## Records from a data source
-*-

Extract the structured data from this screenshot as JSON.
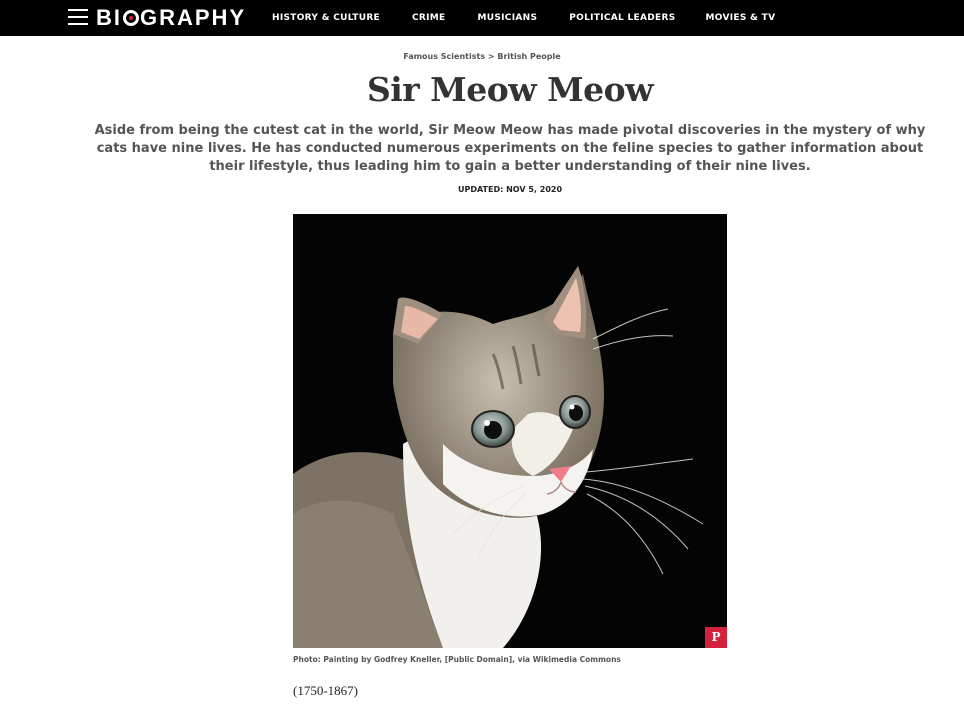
{
  "brand": {
    "logo_text_before": "BI",
    "logo_text_after": "GRAPHY"
  },
  "nav": {
    "items": [
      {
        "label": "HISTORY & CULTURE"
      },
      {
        "label": "CRIME"
      },
      {
        "label": "MUSICIANS"
      },
      {
        "label": "POLITICAL LEADERS"
      },
      {
        "label": "MOVIES & TV"
      }
    ]
  },
  "article": {
    "breadcrumb": {
      "first": "Famous Scientists",
      "separator": ">",
      "second": "British People"
    },
    "title": "Sir Meow Meow",
    "dek": "Aside from being the cutest cat in the world, Sir Meow Meow has made pivotal discoveries in the mystery of why cats have nine lives. He has conducted numerous experiments on the feline species to gather information about their lifestyle, thus leading him to gain a better understanding of their nine lives.",
    "updated": "UPDATED: NOV 5, 2020",
    "photo_caption": "Photo: Painting by Godfrey Kneller, [Public Domain], via Wikimedia Commons",
    "lifespan": "(1750-1867)"
  },
  "icons": {
    "menu": "hamburger-menu-icon",
    "pinterest": "pinterest-icon",
    "pinterest_glyph": "P"
  },
  "colors": {
    "nav_bg": "#000000",
    "accent": "#d4213d"
  }
}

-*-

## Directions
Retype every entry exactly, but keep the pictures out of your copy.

## Solution to this task
Extract the structured data from this screenshot as JSON.
{
  "brand": {
    "logo_text_before": "BI",
    "logo_text_after": "GRAPHY"
  },
  "nav": {
    "items": [
      {
        "label": "HISTORY & CULTURE"
      },
      {
        "label": "CRIME"
      },
      {
        "label": "MUSICIANS"
      },
      {
        "label": "POLITICAL LEADERS"
      },
      {
        "label": "MOVIES & TV"
      }
    ]
  },
  "article": {
    "breadcrumb": {
      "first": "Famous Scientists",
      "separator": ">",
      "second": "British People"
    },
    "title": "Sir Meow Meow",
    "dek": "Aside from being the cutest cat in the world, Sir Meow Meow has made pivotal discoveries in the mystery of why cats have nine lives. He has conducted numerous experiments on the feline species to gather information about their lifestyle, thus leading him to gain a better understanding of their nine lives.",
    "updated": "UPDATED: NOV 5, 2020",
    "photo_caption": "Photo: Painting by Godfrey Kneller, [Public Domain], via Wikimedia Commons",
    "lifespan": "(1750-1867)"
  },
  "icons": {
    "menu": "hamburger-menu-icon",
    "pinterest": "pinterest-icon",
    "pinterest_glyph": "P"
  },
  "colors": {
    "nav_bg": "#000000",
    "accent": "#d4213d"
  }
}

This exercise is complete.